Which of the lines below holds the string "this"? Copy every line that does.
[Opening Supplied records section]
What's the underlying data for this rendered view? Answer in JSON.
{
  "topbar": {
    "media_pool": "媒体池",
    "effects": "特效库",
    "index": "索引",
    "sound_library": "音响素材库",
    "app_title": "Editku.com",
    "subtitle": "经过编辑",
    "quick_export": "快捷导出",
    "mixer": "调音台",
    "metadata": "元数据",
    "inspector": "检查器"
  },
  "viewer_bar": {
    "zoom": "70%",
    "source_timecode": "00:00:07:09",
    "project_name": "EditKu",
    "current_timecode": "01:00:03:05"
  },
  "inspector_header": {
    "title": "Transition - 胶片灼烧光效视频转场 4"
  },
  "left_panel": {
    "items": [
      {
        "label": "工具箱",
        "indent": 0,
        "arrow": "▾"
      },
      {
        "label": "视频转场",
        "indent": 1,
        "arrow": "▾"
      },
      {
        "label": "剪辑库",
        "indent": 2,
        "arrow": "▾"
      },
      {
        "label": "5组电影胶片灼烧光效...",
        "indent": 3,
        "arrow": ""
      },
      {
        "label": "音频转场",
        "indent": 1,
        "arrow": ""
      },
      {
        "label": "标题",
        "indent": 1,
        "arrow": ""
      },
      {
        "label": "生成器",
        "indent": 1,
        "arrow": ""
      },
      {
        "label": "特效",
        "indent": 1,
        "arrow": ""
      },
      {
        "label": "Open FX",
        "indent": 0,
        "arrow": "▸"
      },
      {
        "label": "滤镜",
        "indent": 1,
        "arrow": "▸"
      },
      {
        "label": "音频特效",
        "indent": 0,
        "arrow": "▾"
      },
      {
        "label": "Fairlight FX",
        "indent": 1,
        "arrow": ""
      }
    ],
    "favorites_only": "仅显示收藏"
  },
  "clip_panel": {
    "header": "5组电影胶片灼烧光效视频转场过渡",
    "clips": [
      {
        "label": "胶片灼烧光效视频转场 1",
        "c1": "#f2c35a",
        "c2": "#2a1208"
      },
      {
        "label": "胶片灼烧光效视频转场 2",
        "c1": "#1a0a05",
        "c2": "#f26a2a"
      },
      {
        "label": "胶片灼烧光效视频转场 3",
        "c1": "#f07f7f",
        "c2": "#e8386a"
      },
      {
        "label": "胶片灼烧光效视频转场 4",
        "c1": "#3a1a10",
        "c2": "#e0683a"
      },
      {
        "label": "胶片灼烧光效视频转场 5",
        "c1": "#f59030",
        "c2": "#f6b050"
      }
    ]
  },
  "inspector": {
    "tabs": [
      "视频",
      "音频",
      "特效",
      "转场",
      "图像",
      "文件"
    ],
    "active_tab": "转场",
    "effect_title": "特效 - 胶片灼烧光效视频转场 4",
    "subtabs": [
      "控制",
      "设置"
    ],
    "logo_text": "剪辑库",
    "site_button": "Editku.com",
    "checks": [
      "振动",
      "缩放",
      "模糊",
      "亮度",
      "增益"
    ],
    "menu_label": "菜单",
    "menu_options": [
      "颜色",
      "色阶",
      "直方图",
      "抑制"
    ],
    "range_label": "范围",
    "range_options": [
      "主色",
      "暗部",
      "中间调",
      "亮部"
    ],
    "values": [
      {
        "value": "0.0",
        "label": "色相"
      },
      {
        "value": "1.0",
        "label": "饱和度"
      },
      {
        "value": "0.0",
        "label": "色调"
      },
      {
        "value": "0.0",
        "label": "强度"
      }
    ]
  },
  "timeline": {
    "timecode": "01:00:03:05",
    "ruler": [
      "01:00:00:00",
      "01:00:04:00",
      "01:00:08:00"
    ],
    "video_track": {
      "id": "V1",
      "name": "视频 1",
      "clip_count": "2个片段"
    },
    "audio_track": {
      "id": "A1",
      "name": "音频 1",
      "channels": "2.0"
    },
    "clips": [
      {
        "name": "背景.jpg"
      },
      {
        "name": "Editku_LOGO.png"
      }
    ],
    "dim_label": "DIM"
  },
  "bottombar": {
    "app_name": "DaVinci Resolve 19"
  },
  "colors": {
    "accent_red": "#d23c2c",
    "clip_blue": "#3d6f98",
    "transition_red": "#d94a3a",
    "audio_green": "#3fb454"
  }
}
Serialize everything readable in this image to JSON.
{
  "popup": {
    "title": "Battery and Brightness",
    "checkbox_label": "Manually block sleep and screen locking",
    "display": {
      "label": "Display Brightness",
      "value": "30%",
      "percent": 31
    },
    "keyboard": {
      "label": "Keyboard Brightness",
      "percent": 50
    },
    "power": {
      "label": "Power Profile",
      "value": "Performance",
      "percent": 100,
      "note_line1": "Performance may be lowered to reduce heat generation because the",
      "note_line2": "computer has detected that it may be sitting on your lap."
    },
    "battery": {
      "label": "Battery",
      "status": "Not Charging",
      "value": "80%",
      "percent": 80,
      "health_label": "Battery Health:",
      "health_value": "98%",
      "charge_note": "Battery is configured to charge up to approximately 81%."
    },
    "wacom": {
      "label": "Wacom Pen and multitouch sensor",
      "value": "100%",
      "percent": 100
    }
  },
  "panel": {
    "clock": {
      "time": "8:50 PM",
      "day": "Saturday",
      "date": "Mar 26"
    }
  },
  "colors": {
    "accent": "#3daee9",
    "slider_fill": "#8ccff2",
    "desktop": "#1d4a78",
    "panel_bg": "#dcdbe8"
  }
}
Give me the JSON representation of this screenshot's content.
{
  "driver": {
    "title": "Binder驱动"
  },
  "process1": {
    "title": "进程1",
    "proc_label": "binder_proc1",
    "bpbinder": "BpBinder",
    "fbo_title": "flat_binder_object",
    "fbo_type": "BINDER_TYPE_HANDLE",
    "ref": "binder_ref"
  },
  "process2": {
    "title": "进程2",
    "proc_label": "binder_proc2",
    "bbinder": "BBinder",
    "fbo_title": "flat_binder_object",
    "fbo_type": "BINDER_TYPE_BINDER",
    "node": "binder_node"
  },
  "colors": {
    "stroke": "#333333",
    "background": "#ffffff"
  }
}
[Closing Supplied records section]
- **Response to the task**:
What's the underlying data for this rendered view? Answer in JSON.
Serialize everything readable in this image to JSON.
Give me the JSON representation of this screenshot's content.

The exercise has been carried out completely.